Not too many years ago, everyone assumed that diesel engines poured out more harmful pollutants than gas-powered cars. Then, along came the supposed "clean diesel" that automakers assured us was cleaner, more efficient, etc.
Those promises are sounding a bit hollow these days, now that Volkswagen has agreed to pay billions for using illegal software to skate through emission tests and other automakers are facing challenges to their claims.
The latest automaker facing scrutiny is General Motors, accused in a class action lawsuit of using so-called "defeat devices" in its trucks. The suit was filed today on behalf of more than 705,000 owners of 2011 to 2016 GM Duramax diesel trucks, according to a Bloomberg report.
The suit claims the trucks emit two to five times the legal limit of pollutants when being driven normally. When being tested, the alleged defeat device kicks in, allowing the trucks to pass emission exams, the suit claims.
Fiat Chrysler is facing similar charges in a lawsuit filed earlier this week by the U.S. Justice Department. Other automakers are being investigated in Europe and elsewhere. GM had no immediate comment.
Still behind bars
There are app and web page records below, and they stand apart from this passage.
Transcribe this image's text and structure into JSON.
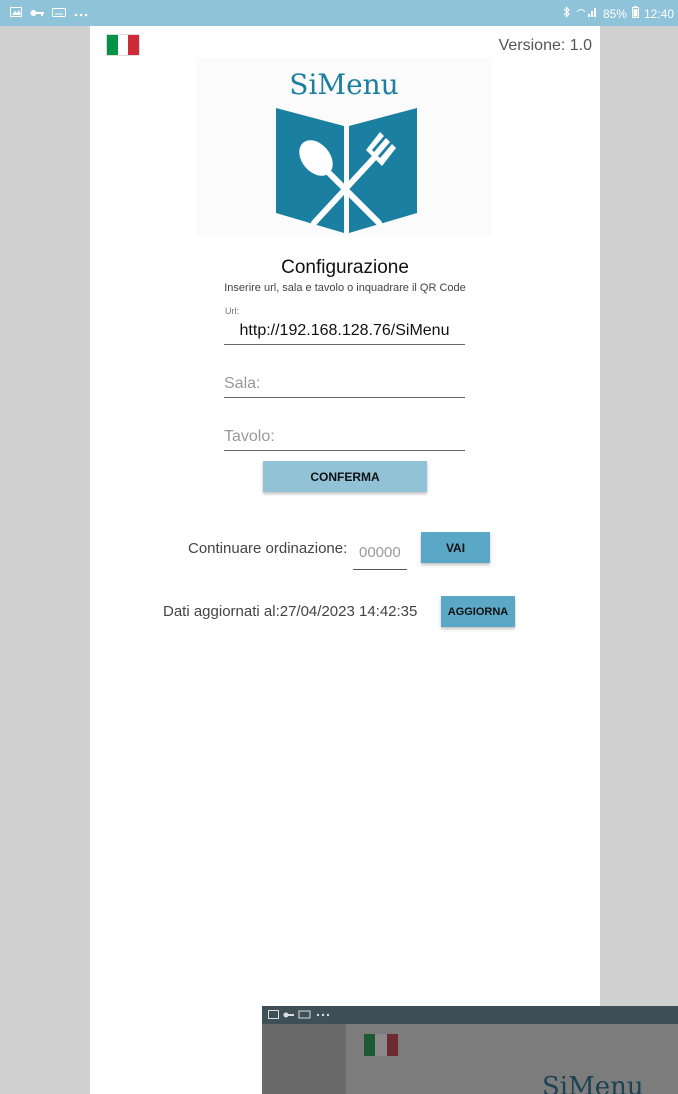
{
  "statusbar": {
    "icons": [
      "image-icon",
      "key-icon",
      "keyboard-icon",
      "more-icon",
      "bluetooth-icon",
      "signal-icon",
      "battery-icon"
    ],
    "battery": "85%",
    "time": "12:40"
  },
  "header": {
    "version": "Versione: 1.0"
  },
  "logo": {
    "title": "SiMenu",
    "color": "#1a7fa0"
  },
  "config": {
    "title": "Configurazione",
    "subtitle": "Inserire url, sala e tavolo o inquadrare il QR Code",
    "url_label": "Url:",
    "url_value": "http://192.168.128.76/SiMenu",
    "sala_placeholder": "Sala:",
    "tavolo_placeholder": "Tavolo:",
    "confirm_label": "CONFERMA"
  },
  "continue": {
    "label": "Continuare ordinazione:",
    "placeholder": "00000",
    "button": "VAI"
  },
  "update": {
    "label": "Dati aggiornati al:27/04/2023 14:42:35",
    "button": "AGGIORNA"
  },
  "thumbnail": {
    "logo": "SiMenu"
  },
  "colors": {
    "statusbar": "#8fc3d9",
    "accent": "#5ba7c6",
    "confirm": "#91c2d6",
    "flag_green": "#009246",
    "flag_red": "#ce2b37"
  }
}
A former Volkswagen executive, meanwhile, remains in prison awaiting trial on charges that he helped engineer the Volkswagen emissions fraud conspiracy.
The Sixth U.S. Circuit Court of Appeals in Cincinnati on Wednesday affirmed a district judge's order keeping Oliver Schmidt behind bars in Michigan amid concerns he would flee the country if released on a $1.6 million bond.
Schmidt, a German citizen, formerly headed headed Volkswagen's environment and engineering office in Auburn Hills, Mich. He was arrested in January at Miami International Airport. Other German executives have fled the U.S. and prosecutors have argued that Schmidt should remain in prison because he represents an extreme flight risk. He faces up to 169 years in prison.